→ **Source material**:
==========
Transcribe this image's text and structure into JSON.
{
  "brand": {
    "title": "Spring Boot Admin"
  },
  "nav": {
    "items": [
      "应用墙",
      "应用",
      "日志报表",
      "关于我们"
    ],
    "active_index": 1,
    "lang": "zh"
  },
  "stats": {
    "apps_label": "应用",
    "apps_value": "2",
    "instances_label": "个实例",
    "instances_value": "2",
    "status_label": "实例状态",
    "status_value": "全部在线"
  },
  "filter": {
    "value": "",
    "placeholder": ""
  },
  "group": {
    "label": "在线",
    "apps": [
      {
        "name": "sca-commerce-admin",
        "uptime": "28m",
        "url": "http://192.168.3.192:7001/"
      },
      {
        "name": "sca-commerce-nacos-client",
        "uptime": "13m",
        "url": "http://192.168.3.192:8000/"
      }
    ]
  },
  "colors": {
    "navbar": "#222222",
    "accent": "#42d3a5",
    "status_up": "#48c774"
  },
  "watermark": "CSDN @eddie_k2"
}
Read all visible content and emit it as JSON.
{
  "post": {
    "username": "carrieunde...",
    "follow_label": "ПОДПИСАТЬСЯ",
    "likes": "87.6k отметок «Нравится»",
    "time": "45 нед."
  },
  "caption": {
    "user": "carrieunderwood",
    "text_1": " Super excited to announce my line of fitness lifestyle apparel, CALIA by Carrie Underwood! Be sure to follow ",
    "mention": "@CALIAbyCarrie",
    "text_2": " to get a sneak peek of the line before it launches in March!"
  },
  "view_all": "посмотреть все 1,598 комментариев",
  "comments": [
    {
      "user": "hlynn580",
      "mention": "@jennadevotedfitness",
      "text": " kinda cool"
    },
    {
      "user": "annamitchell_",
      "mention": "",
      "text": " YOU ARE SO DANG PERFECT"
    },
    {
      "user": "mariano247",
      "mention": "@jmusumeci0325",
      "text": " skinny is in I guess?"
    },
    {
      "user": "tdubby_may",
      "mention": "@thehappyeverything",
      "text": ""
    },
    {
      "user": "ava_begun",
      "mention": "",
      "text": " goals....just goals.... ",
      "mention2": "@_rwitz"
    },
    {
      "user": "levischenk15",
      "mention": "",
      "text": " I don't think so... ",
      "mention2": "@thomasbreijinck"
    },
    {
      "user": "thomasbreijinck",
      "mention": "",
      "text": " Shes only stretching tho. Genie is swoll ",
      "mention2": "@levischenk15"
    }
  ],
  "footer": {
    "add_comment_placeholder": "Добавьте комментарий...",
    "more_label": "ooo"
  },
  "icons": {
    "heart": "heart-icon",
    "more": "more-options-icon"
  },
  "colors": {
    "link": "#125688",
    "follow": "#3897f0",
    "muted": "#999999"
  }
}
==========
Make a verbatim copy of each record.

Transcribe this image's text and structure into JSON.
{
  "brand": {
    "title": "Spring Boot Admin"
  },
  "nav": {
    "items": [
      "应用墙",
      "应用",
      "日志报表",
      "关于我们"
    ],
    "active_index": 1,
    "lang": "zh"
  },
  "stats": {
    "apps_label": "应用",
    "apps_value": "2",
    "instances_label": "个实例",
    "instances_value": "2",
    "status_label": "实例状态",
    "status_value": "全部在线"
  },
  "filter": {
    "value": "",
    "placeholder": ""
  },
  "group": {
    "label": "在线",
    "apps": [
      {
        "name": "sca-commerce-admin",
        "uptime": "28m",
        "url": "http://192.168.3.192:7001/"
      },
      {
        "name": "sca-commerce-nacos-client",
        "uptime": "13m",
        "url": "http://192.168.3.192:8000/"
      }
    ]
  },
  "colors": {
    "navbar": "#222222",
    "accent": "#42d3a5",
    "status_up": "#48c774"
  },
  "watermark": "CSDN @eddie_k2"
}
Read all visible content and emit it as JSON.
{
  "post": {
    "username": "carrieunde...",
    "follow_label": "ПОДПИСАТЬСЯ",
    "likes": "87.6k отметок «Нравится»",
    "time": "45 нед."
  },
  "caption": {
    "user": "carrieunderwood",
    "text_1": " Super excited to announce my line of fitness lifestyle apparel, CALIA by Carrie Underwood! Be sure to follow ",
    "mention": "@CALIAbyCarrie",
    "text_2": " to get a sneak peek of the line before it launches in March!"
  },
  "view_all": "посмотреть все 1,598 комментариев",
  "comments": [
    {
      "user": "hlynn580",
      "mention": "@jennadevotedfitness",
      "text": " kinda cool"
    },
    {
      "user": "annamitchell_",
      "mention": "",
      "text": " YOU ARE SO DANG PERFECT"
    },
    {
      "user": "mariano247",
      "mention": "@jmusumeci0325",
      "text": " skinny is in I guess?"
    },
    {
      "user": "tdubby_may",
      "mention": "@thehappyeverything",
      "text": ""
    },
    {
      "user": "ava_begun",
      "mention": "",
      "text": " goals....just goals.... ",
      "mention2": "@_rwitz"
    },
    {
      "user": "levischenk15",
      "mention": "",
      "text": " I don't think so... ",
      "mention2": "@thomasbreijinck"
    },
    {
      "user": "thomasbreijinck",
      "mention": "",
      "text": " Shes only stretching tho. Genie is swoll ",
      "mention2": "@levischenk15"
    }
  ],
  "footer": {
    "add_comment_placeholder": "Добавьте комментарий...",
    "more_label": "ooo"
  },
  "icons": {
    "heart": "heart-icon",
    "more": "more-options-icon"
  },
  "colors": {
    "link": "#125688",
    "follow": "#3897f0",
    "muted": "#999999"
  }
}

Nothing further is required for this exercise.